Gray gets flak over late-night flip-flop on streetcar funds
Thursday, June 3, 2010; 1:16 PM
The legend of Vincent C. Gray goes something like this: First at the John A. Wilson Building, last to leave. Forges consensus in a single bound. Loves hearings so much he holds 'em on Saturdays. Huddles each night in his wood-paneled corner office, alone but for a stack of briefing books and a tank of midnight oil.
It's all great imagery for his campaign against Mayor Adrian M. Fenty (D), not especially known for his studiousness. Alas, it was one of those late nights at city hall that got the D.C. Council chairman in trouble last week.
In budget language finalized in the small hours last Wednesday, Gray highlighted for a swath of voters -- well-off, mostly white, living in gentrifying neighborhoods and inclined to vote -- every doubt they ever had about him. That he's not forward-thinking. That he's an old-school, backroom operator. That he's plodding and overly cautious. That his commitment to good government is mere lip service.
At 2:27 that morning, a Gray staffer e-mailed the final draft of the city's 2011 budget that was to be voted on by noon the next day. A few hours later, as caterers prepared made-to-order waffles for legislators' traditional pre-meeting breakfast, an active and increasingly powerful group of District voters got the bad news.
David Alpert, who runs the influential blog Greater Greater Washington and who serves as the de facto ringleader of a group of smart, dedicated transit and planning activists, found out that the late-night draft sliced millions from the city's streetcar program -- delaying its debut by at least a year and probably longer. Shortly after 9 a.m., he posted the news on his blog, linking it on Twitter, and the activists went berserk.
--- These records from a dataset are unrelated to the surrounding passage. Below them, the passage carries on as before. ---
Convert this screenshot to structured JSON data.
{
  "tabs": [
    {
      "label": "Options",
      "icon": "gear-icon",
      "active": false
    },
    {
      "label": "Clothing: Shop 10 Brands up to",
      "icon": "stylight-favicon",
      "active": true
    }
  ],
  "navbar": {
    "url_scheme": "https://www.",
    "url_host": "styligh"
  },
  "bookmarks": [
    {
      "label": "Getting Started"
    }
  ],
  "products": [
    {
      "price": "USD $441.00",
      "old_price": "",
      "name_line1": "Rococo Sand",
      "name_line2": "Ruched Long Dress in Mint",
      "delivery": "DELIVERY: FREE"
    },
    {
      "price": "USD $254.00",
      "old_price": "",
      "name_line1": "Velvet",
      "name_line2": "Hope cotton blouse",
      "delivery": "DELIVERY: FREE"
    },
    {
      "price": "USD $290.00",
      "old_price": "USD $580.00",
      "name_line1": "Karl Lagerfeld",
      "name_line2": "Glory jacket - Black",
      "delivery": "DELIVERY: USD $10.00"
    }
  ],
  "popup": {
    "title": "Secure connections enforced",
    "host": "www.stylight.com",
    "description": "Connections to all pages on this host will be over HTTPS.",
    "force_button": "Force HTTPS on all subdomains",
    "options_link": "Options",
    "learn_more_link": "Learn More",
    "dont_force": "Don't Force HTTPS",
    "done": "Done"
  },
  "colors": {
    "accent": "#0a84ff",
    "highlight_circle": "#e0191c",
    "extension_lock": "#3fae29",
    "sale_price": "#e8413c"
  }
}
Gray was able to save the streetcars by 3:30 p.m. -- by squeezing an additional $47 million in scarce capital dollars out of Chief Financial Officer Natwar M. Gandhi -- but his mayoral campaign blog already hosted dozens of nasty comments.
Like this one: "You're a moron. Fenty it is."
Budgets, of course, are messy things. When you spend more than $5 billion in local taxpayer funds in a plan hundreds of pages long, that doesn't typically get done on a 9-to-5 schedule, as Gray pointed out. Late nights, he said, are "often the case with the budget. There's a lot of work to do. You get to crunch time."
But with Gray in the middle of a mayoral race in which he boasts that he's "governed in an open and transparent manner," as he said at a candidates' forum Wednesday evening, and trying to position himself as the sober, deliberative alternative to what he sees as Fenty's manic impatience, it's hard to defend late-night shenanigans of any type.
And the streetcars might not even be the worst of it. In another little-noticed move, Gray's late-night budget transferred a 358,000-square-foot former school from the city -- which had been using it to train firefighters and social workers -- to the University of the District of Columbia with virtually no public participation.
In an interview Wednesday night, Gray suggested for the first time that the streetcar change was due to a staff error and that he did not approve the wee-hours reshuffling. He also defended his decision to include the Harris transfer in budget legislation, rather than move the school via a separate bill -- which would involve an open hearing. "The community college is a huge part of our budget," Gray said.
The bad news for Gray: Neither explanation bolsters the image he's trying to project over the next 100 days. The good news: Gray actually came out of this pretty well. Leaders on both sides of the issue say the mayoral wannabe managed not to completely squander their goodwill.
Meg Maguire, a leader on streetcar issues for the Committee of 100 on the Federal City, which has opposed overhead wires in certain historic areas, says she's pleased that Gray's compromise included a requirement for more comprehensive planning. "It seems to be moving in a direction that is going to end up with a reasonable set of policies," she said.
And Alpert credits Gray for "listening to what the residents thought." Never mind the flip-flop: "The 2 a.m. part of it was certainly color that drove the point home a little bit. But what people really cared about was the outcome."
And the outcome is what Gray -- usually just as occupied with process -- would like to focus on in this case. "I am where I said I was," he said Wednesday. "At the end of the day, I'm supporting streetcars."